The new study, funded by the Natural Environment Research Council (NERC) and led by a team from Leeds University, reports the rapidly growing atmospheric abundance of a ‘very short-lived substances’ (VSLS) – dichloromethane, or methylene chloride. Dichloromethane is used in a number of industrial processes including the production of some HFCs.
Study lead author Dr Ryan Hossaini, from the School of Earth and Environment at the University of Leeds, said: “VSLS can have both natural and industrial sources. Industrial production of VSLS is not controlled by the United Nations Montreal Protocol because historically these chemicals have contributed little to ozone depletion.
“But we have identified now that one of these chemicals is increasing rapidly and, if this increase is allowed to continue, it could offset some of the benefits to the ozone layer provided by the Montreal Protocol.”
In the study, the researchers used a 3D computer model of the atmosphere to determine the impact of VSLS on ozone and climate. Measurements of VSLS in the atmosphere over the past two decades by collaborators from the National Oceanic and Atmospheric Administration (NOAA) in the United States, were also analysed.
Study co-author professor Martyn Chipperfield, from Leeds’ School of Earth and Environment, said: “We need to continue monitoring the atmospheric abundance of these gases and determine their sources. At present, the long-term recovery of the ozone layer from the effects of CFCs is still on track, but the presence of increasing dichloromethane will lead to uncertainty in our future predictions of ozone and climate.”
The researchers found that while the amount of ozone depletion arising from VSLS in the atmosphere today is small compared to that caused by longer-lived gases, such as CFCs, VSLS-driven ozone depletion was found to be almost four times more efficient at influencing climate.
Dr Hossaini explained: “Due to their short atmospheric lifetimes, VSLS break down and destroy ozone in the lowermost part of the stratosphere. This is important, as a molecule of ozone lost in this region has a far larger impact on climate than a molecule destroyed at higher altitudes by longer-lived gases.”
The researchers also separated out natural sources of VSLS – such as seaweed in the ocean – and those released due to human activity – such as industrial processes – in order to determine the relative importance of each.
At present, naturally-emitted VSLS are said to account for around 90% of the total ozone loss caused by VSLS in the lower stratosphere. However, the study maintains that the contribution from man-made VSLS compounds is increasing and appears set to increase further in coming years.
Study co-author Dr Stephen Montzka from the NOAA added: “The increases observed for dichloromethane are striking and unexpected; concentrations had been decreasing slowly in the late 1990s, but since then have increased by about a factor of two at sites throughout the globe.”

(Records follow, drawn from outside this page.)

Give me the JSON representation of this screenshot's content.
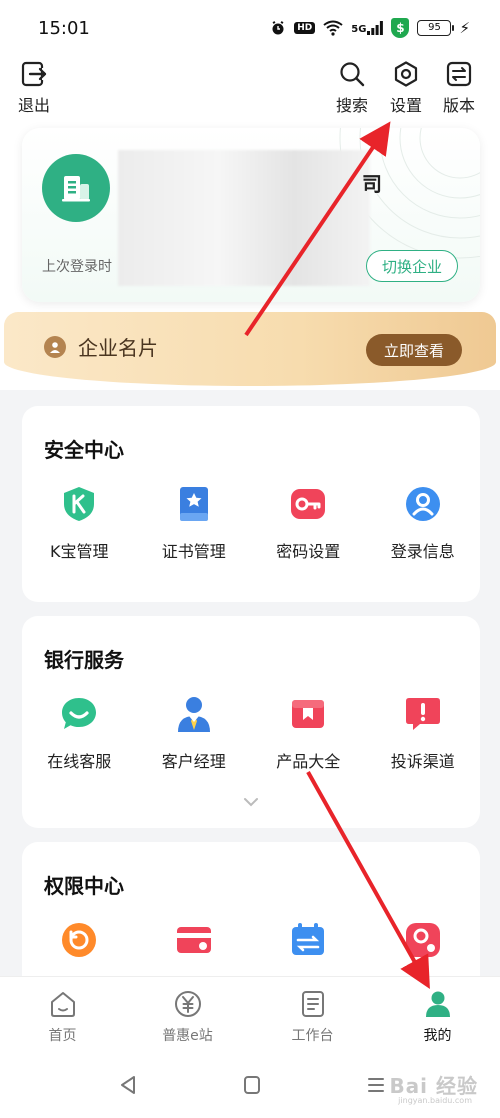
{
  "status_bar": {
    "time": "15:01",
    "hd": "HD",
    "network": "5G",
    "shield": "$",
    "battery": "95"
  },
  "top_bar": {
    "logout_label": "退出",
    "search_label": "搜索",
    "settings_label": "设置",
    "version_label": "版本"
  },
  "company_card": {
    "name_tail": "司",
    "last_login": "上次登录时",
    "switch_label": "切换企业",
    "accent": "#2fb084"
  },
  "biz_banner": {
    "label": "企业名片",
    "button": "立即查看"
  },
  "security_center": {
    "title": "安全中心",
    "items": [
      {
        "label": "K宝管理",
        "icon": "k-shield-icon"
      },
      {
        "label": "证书管理",
        "icon": "certificate-icon"
      },
      {
        "label": "密码设置",
        "icon": "key-icon"
      },
      {
        "label": "登录信息",
        "icon": "user-login-icon"
      }
    ]
  },
  "bank_services": {
    "title": "银行服务",
    "items": [
      {
        "label": "在线客服",
        "icon": "chat-bubble-icon"
      },
      {
        "label": "客户经理",
        "icon": "manager-icon"
      },
      {
        "label": "产品大全",
        "icon": "product-box-icon"
      },
      {
        "label": "投诉渠道",
        "icon": "complaint-icon"
      }
    ]
  },
  "permission_center": {
    "title": "权限中心"
  },
  "tabs": [
    {
      "label": "首页",
      "icon": "home-icon"
    },
    {
      "label": "普惠e站",
      "icon": "yen-coin-icon"
    },
    {
      "label": "工作台",
      "icon": "workbench-icon"
    },
    {
      "label": "我的",
      "icon": "profile-icon"
    }
  ],
  "watermark": {
    "text": "Bai 经验",
    "sub": "jingyan.baidu.com"
  }
}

Dr Hossaini said: “It is uncertain what is driving this growth. However, it could be partly due to the fact that dichloromethane is used in the manufacturing process of some HFCs. This would mean, ironically, that production of ozone-friendly chemicals is actually releasing some ozone-destroying gases into the atmosphere.”